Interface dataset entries
=== Section Start ===
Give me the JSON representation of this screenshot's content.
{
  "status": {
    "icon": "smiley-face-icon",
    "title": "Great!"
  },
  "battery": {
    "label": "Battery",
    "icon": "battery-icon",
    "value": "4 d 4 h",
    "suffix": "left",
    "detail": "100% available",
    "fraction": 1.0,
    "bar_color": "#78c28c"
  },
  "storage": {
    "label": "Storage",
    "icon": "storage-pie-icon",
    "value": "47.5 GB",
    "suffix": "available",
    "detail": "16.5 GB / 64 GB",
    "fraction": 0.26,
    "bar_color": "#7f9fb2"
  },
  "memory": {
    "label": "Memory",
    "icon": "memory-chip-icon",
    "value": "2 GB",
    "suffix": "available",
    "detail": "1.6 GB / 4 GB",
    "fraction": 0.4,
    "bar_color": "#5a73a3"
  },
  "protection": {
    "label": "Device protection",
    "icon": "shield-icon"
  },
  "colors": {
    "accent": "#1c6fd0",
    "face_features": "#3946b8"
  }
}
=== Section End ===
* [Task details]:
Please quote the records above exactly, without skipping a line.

* [Exercise response]:
Give me the JSON representation of this screenshot's content.
{
  "status": {
    "icon": "smiley-face-icon",
    "title": "Great!"
  },
  "battery": {
    "label": "Battery",
    "icon": "battery-icon",
    "value": "4 d 4 h",
    "suffix": "left",
    "detail": "100% available",
    "fraction": 1.0,
    "bar_color": "#78c28c"
  },
  "storage": {
    "label": "Storage",
    "icon": "storage-pie-icon",
    "value": "47.5 GB",
    "suffix": "available",
    "detail": "16.5 GB / 64 GB",
    "fraction": 0.26,
    "bar_color": "#7f9fb2"
  },
  "memory": {
    "label": "Memory",
    "icon": "memory-chip-icon",
    "value": "2 GB",
    "suffix": "available",
    "detail": "1.6 GB / 4 GB",
    "fraction": 0.4,
    "bar_color": "#5a73a3"
  },
  "protection": {
    "label": "Device protection",
    "icon": "shield-icon"
  },
  "colors": {
    "accent": "#1c6fd0",
    "face_features": "#3946b8"
  }
}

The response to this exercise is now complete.